> _Supplied information_

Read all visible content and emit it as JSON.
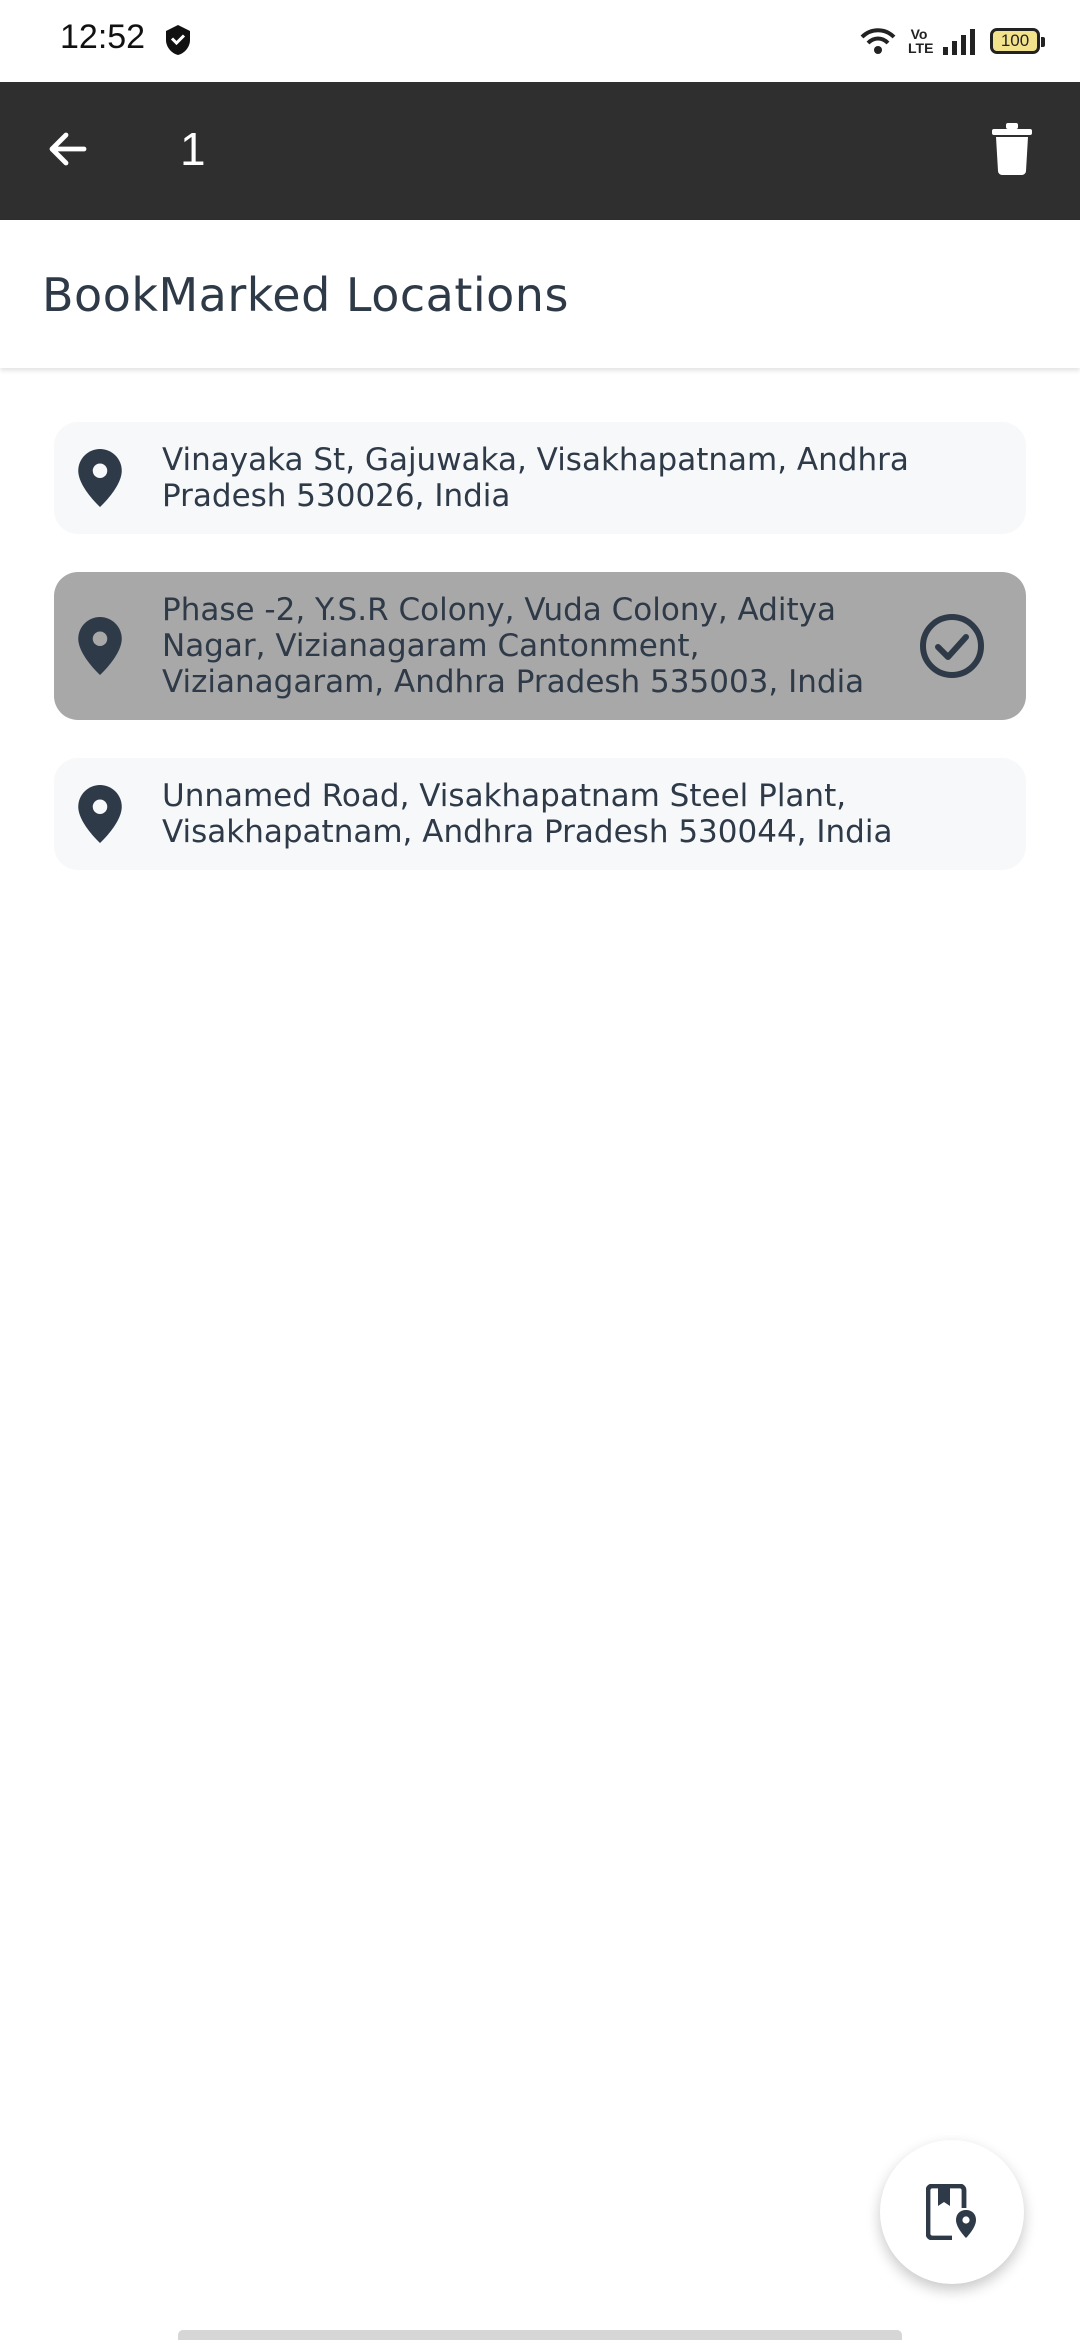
{
  "status_bar": {
    "time": "12:52",
    "network_label": "Vo LTE",
    "battery": "100",
    "app_icon": "shield-icon"
  },
  "app_bar": {
    "selected_count": "1",
    "back_icon": "arrow-back-icon",
    "delete_icon": "trash-icon"
  },
  "page": {
    "title": "BookMarked Locations"
  },
  "locations": [
    {
      "address": "Vinayaka St, Gajuwaka, Visakhapatnam, Andhra Pradesh 530026, India",
      "selected": false
    },
    {
      "address": "Phase -2, Y.S.R Colony, Vuda Colony, Aditya Nagar, Vizianagaram Cantonment, Vizianagaram, Andhra Pradesh 535003, India",
      "selected": true
    },
    {
      "address": "Unnamed Road, Visakhapatnam Steel Plant, Visakhapatnam, Andhra Pradesh 530044, India",
      "selected": false
    }
  ],
  "fab": {
    "icon": "bookmark-location-icon"
  },
  "colors": {
    "app_bar": "#2f2f2f",
    "text": "#2f3a48",
    "item_bg": "#f7f8fa",
    "item_selected_bg": "#a8a8a8"
  }
}
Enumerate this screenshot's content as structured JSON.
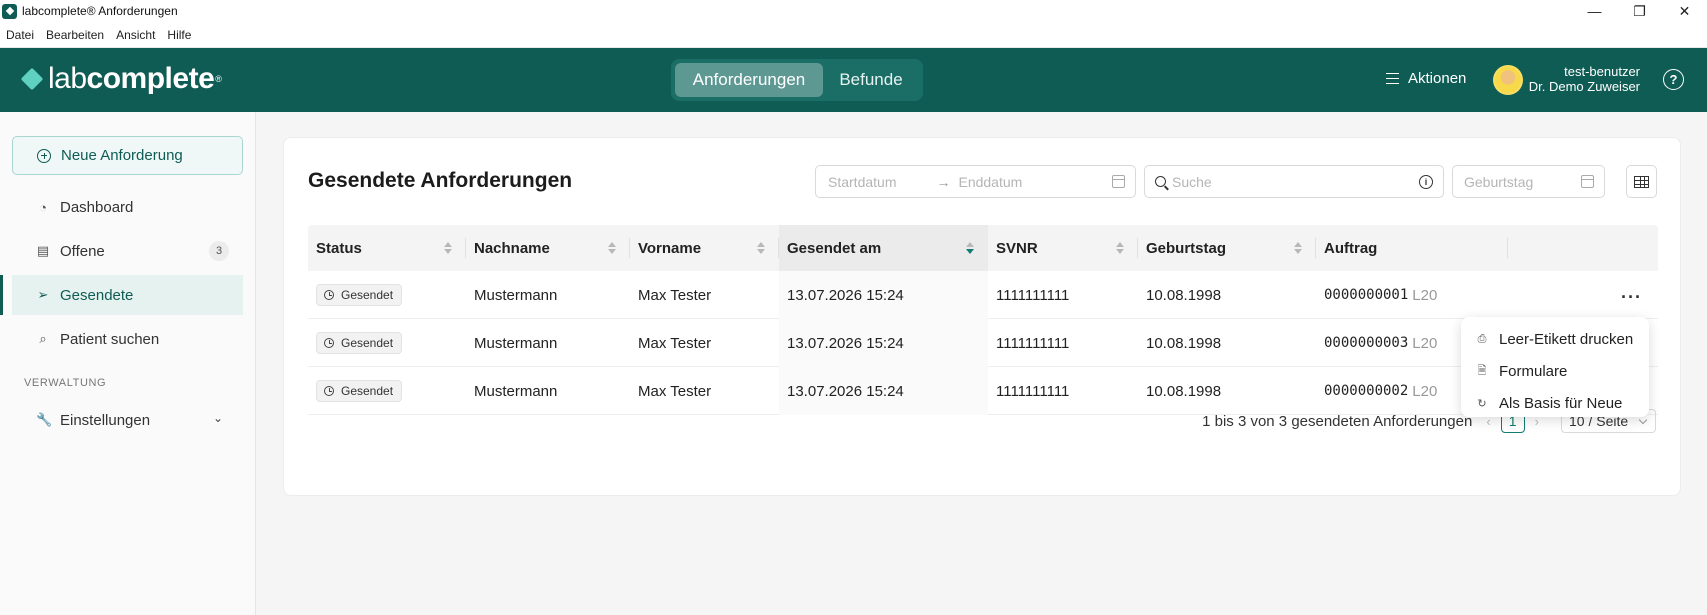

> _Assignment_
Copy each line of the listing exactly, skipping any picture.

> _Reply to the exercise_
Read all visible content and emit it as JSON.
{
  "status_bar": {
    "time": "12:52",
    "network_label": "Vo LTE",
    "battery": "100",
    "app_icon": "shield-icon"
  },
  "app_bar": {
    "selected_count": "1",
    "back_icon": "arrow-back-icon",
    "delete_icon": "trash-icon"
  },
  "page": {
    "title": "BookMarked Locations"
  },
  "locations": [
    {
      "address": "Vinayaka St, Gajuwaka, Visakhapatnam, Andhra Pradesh 530026, India",
      "selected": false
    },
    {
      "address": "Phase -2, Y.S.R Colony, Vuda Colony, Aditya Nagar, Vizianagaram Cantonment, Vizianagaram, Andhra Pradesh 535003, India",
      "selected": true
    },
    {
      "address": "Unnamed Road, Visakhapatnam Steel Plant, Visakhapatnam, Andhra Pradesh 530044, India",
      "selected": false
    }
  ],
  "fab": {
    "icon": "bookmark-location-icon"
  },
  "colors": {
    "app_bar": "#2f2f2f",
    "text": "#2f3a48",
    "item_bg": "#f7f8fa",
    "item_selected_bg": "#a8a8a8"
  }
}
Enumerate this screenshot's content as structured JSON.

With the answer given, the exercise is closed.